[Stored records]

*** Block opens ***

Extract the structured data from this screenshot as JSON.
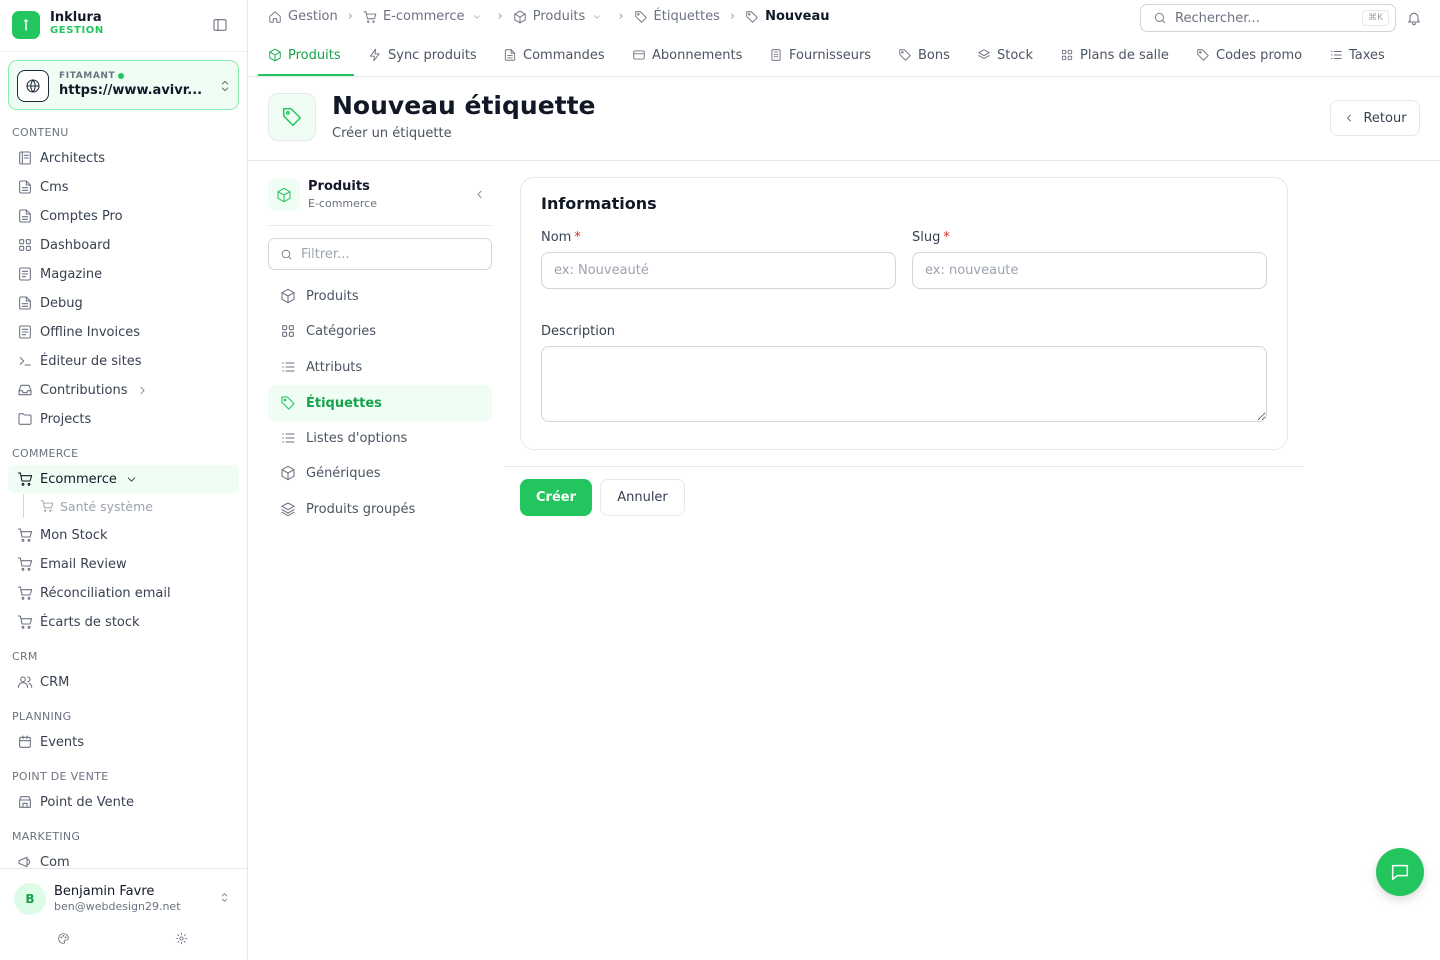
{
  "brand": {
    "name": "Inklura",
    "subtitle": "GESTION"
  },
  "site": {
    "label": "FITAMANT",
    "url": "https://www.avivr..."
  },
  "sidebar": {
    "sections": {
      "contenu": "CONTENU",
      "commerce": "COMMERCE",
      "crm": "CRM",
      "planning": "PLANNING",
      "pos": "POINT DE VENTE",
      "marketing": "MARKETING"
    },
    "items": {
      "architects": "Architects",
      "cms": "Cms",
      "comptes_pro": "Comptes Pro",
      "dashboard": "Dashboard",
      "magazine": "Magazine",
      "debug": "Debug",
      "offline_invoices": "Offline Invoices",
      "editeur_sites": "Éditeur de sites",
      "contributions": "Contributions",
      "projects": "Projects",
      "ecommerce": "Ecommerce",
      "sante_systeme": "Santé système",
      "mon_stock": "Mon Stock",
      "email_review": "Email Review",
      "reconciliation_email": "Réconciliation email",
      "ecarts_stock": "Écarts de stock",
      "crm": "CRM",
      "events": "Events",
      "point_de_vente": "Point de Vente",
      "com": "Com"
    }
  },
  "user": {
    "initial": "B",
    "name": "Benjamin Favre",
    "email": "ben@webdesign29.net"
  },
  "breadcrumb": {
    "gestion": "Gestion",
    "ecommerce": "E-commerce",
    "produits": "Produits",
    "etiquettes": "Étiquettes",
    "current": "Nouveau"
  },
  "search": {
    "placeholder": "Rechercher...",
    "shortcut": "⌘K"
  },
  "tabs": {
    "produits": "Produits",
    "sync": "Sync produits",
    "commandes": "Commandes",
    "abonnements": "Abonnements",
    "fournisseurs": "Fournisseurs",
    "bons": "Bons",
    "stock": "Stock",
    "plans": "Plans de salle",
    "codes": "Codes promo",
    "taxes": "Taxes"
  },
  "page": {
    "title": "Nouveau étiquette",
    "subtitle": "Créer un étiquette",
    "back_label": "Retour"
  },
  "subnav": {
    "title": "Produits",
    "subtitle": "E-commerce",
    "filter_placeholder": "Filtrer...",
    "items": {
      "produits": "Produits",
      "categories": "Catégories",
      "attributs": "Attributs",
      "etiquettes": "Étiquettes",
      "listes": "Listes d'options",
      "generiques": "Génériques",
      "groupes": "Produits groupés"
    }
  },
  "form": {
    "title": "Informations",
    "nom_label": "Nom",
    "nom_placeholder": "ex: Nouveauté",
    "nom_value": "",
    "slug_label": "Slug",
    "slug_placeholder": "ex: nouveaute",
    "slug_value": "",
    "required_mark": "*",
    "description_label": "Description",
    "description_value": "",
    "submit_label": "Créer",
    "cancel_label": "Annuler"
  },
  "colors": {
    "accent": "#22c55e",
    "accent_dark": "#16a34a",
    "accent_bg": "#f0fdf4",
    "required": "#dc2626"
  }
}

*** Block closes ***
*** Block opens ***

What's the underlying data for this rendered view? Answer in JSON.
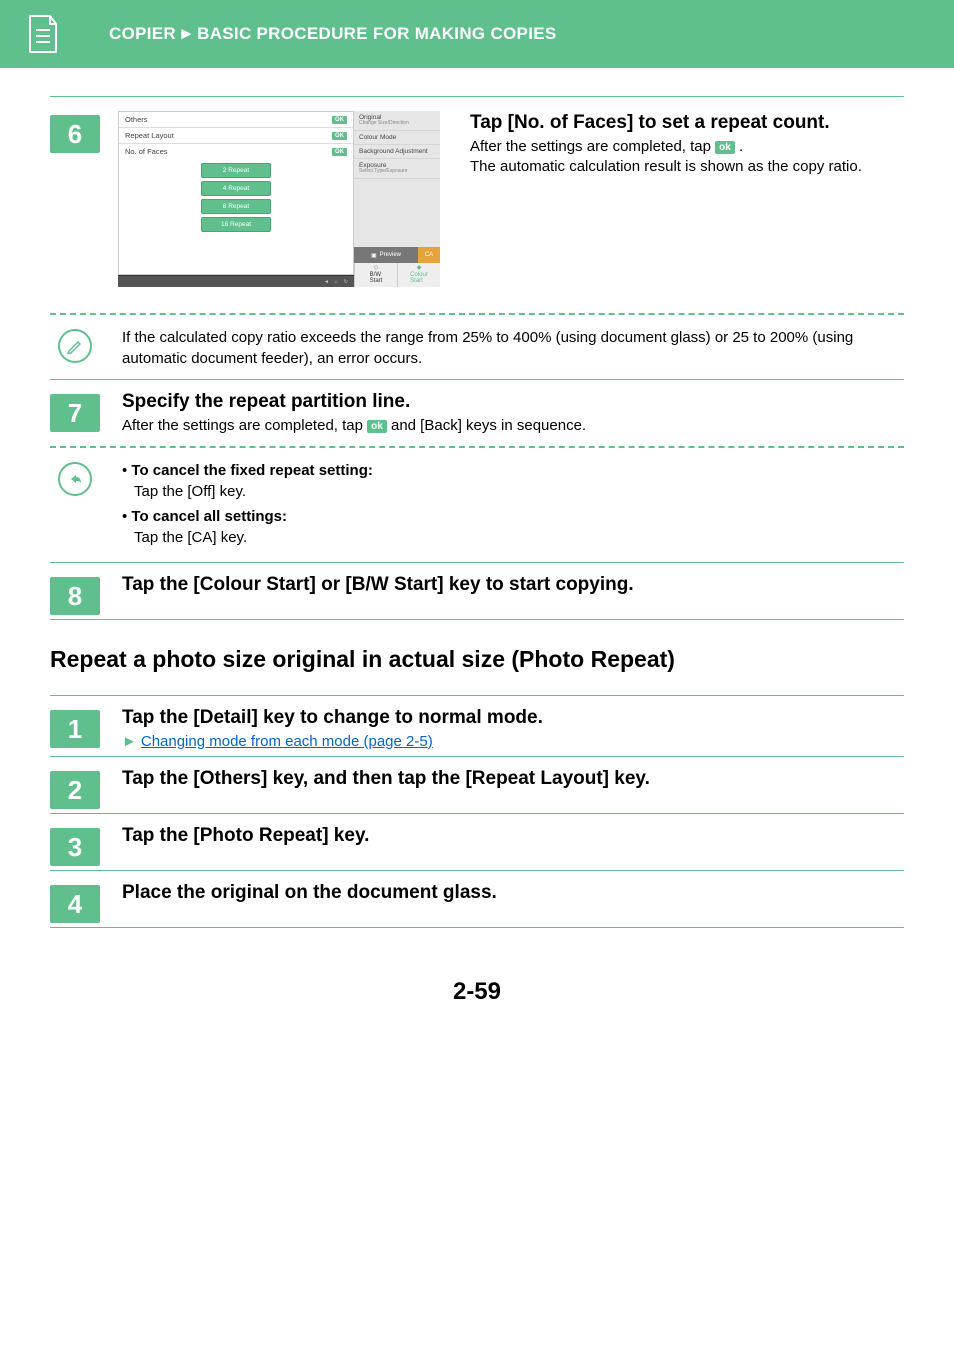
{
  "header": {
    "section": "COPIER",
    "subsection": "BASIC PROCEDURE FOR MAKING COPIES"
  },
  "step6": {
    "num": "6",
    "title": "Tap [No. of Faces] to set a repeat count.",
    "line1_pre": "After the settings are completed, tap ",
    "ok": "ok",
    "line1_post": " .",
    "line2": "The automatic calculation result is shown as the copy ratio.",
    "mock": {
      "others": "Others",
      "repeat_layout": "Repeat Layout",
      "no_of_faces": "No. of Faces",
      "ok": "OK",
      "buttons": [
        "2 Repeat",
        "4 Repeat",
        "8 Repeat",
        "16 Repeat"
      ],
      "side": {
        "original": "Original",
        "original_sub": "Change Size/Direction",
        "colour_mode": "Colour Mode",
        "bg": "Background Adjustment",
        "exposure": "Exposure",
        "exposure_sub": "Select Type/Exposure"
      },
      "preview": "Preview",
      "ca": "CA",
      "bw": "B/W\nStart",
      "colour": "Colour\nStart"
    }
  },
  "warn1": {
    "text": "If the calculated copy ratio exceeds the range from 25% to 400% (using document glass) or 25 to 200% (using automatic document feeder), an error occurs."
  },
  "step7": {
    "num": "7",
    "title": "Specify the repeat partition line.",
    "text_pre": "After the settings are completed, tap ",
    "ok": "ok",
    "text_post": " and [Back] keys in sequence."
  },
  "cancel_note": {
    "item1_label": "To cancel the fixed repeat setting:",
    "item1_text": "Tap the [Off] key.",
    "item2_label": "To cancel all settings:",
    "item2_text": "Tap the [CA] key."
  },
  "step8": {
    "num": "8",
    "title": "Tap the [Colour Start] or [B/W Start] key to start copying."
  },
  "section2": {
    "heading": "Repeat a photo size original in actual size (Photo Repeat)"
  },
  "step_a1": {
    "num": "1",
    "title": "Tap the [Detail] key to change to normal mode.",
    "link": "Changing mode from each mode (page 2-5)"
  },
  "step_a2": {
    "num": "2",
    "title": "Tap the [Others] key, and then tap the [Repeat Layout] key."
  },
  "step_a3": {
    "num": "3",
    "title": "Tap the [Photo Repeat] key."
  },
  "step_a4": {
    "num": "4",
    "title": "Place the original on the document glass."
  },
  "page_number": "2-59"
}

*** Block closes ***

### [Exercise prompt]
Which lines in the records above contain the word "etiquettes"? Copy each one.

### [Written solution]
    "etiquettes": "Étiquettes",
      "etiquettes": "Étiquettes",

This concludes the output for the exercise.